Bishop decries Sri Lanka attack

Colombo, Sri Lanka - A Sri Lankan bishop has written to the Vatican accusing the country's navy of a grenade attack on a church in which a woman died and 40 others were hurt.

The church in Mannar was "desecrated", Bishop Rajappu Joseph said. Sri Lankan authorities deny involvement.

Meanwhile, Tamil rebels have demanded European Union truce monitors leave Sri Lanka after the EU banned the group.

The rebels also raised the spectre of suicide bombings, threatening to use "all resources" in the event of war.

'Innocent blood'

Reverend Rajappu Joseph Navy accused navy personnel of forcing their way into the Our Lady of Victory Church in Mannar last Friday.

Tamil Tiger political leader SP Thamilselvan

We definitely will make use of all the weapons in our arsenal

The church "had been desecrated by innocent blood being shed by unjust aggressors, the Sri Lanka Navy", he told the Vatican.

The government denies the allegations, but eyewitnesses described how the military attacked the church.
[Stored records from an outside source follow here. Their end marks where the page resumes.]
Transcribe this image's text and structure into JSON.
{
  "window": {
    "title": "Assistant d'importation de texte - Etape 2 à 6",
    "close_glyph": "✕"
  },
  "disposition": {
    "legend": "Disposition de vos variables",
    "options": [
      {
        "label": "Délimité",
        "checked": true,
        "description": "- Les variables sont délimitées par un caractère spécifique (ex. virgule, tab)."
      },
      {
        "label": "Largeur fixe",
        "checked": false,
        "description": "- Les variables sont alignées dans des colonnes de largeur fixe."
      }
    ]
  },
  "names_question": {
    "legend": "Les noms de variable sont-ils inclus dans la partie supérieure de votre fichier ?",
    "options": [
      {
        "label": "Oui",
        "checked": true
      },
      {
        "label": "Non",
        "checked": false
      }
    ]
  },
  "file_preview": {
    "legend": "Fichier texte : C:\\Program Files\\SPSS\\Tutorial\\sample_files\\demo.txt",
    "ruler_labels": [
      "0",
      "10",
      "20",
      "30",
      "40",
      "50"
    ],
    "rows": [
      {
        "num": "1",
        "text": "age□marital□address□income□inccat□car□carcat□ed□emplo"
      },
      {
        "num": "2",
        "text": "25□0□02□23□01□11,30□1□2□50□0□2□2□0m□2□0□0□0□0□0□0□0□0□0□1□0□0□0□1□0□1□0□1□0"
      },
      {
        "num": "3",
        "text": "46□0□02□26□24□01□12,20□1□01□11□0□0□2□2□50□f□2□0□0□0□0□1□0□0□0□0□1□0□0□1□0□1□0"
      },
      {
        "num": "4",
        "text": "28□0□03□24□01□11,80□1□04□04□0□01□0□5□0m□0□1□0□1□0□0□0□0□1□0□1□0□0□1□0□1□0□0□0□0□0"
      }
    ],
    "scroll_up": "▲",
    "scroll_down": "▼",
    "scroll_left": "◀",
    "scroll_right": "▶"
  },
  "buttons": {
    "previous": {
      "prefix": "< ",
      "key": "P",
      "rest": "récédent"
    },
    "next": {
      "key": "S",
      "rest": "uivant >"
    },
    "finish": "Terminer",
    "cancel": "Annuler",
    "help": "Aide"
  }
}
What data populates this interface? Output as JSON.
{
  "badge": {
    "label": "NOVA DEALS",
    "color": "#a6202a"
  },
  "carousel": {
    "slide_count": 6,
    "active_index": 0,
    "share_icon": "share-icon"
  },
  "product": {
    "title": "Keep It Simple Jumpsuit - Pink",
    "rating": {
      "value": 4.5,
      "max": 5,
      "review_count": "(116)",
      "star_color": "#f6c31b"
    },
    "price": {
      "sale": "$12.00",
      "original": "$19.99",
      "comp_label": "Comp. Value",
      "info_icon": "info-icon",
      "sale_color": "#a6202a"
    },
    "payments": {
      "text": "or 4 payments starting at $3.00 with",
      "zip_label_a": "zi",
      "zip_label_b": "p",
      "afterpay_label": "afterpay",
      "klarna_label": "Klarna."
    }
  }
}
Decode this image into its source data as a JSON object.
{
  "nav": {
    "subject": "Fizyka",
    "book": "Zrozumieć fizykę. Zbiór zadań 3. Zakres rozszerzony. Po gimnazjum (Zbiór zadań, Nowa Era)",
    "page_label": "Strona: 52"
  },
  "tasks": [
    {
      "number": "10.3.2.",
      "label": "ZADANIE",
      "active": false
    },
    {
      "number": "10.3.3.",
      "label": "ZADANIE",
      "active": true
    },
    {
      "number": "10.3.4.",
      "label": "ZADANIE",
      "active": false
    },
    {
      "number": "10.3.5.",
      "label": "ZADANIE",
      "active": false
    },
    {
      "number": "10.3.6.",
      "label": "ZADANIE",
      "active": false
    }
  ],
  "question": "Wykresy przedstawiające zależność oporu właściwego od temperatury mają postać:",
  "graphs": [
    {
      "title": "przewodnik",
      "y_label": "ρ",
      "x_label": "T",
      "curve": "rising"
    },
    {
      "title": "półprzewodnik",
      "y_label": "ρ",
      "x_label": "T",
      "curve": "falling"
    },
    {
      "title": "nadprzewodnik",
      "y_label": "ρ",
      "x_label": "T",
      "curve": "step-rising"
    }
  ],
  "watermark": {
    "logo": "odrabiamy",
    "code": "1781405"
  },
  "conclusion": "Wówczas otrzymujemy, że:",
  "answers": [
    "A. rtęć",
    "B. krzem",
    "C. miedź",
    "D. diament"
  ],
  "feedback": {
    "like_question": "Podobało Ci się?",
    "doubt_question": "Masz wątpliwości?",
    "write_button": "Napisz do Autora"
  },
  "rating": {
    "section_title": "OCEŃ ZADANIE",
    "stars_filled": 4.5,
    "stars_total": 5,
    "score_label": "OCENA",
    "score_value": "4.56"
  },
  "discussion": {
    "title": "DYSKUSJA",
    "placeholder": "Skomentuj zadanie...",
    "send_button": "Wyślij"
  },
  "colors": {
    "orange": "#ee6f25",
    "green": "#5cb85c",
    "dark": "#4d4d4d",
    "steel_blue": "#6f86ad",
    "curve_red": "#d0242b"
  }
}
An international aid worker also confirmed it.

Some 200 people had been sheltering in the church when a grenade was thrown in.

The government says the church was caught in the middle of an exchange of fire after a major navy-rebel clash at sea.

On Wednesday, Norwegian ambassador Hans Brattskar met Tamil Tiger leaders in the rebel-controlled northern town of Kilinochchi.

A Norway embassy official said that the rebels had said monitors from Sweden, Finland and Denmark would have to leave the Sri Lankan Monitoring Mission which oversees a tattered four-year-old truce.

"They don't accept SLMM members from countries which have proscribed them as a terrorist organisation," Erik Ivo Nurnberg of the Norwegian embassy is quoted as saying by Reuters.

'Ready for war'

The truce has been described by Tamil Tiger political leader SP Thamilselvan as "just a piece of paper that has no meaning at all".

In an interview with the Associated Press, Mr Thamilselvan also said they would use all means necessary in the event of all-out war.

"We definitely will make use of all the weapons in our arsenal - not only weapons but manpower," he said.

Asked if this meant suicide bombings, he said: "In facing war... of course we will use all our resources."

Violence in Sri Lanka has claimed hundreds of lives since late last year.

The rebels have been fighting for an independent Tamil homeland for over two decades. More than 60,000 people have died.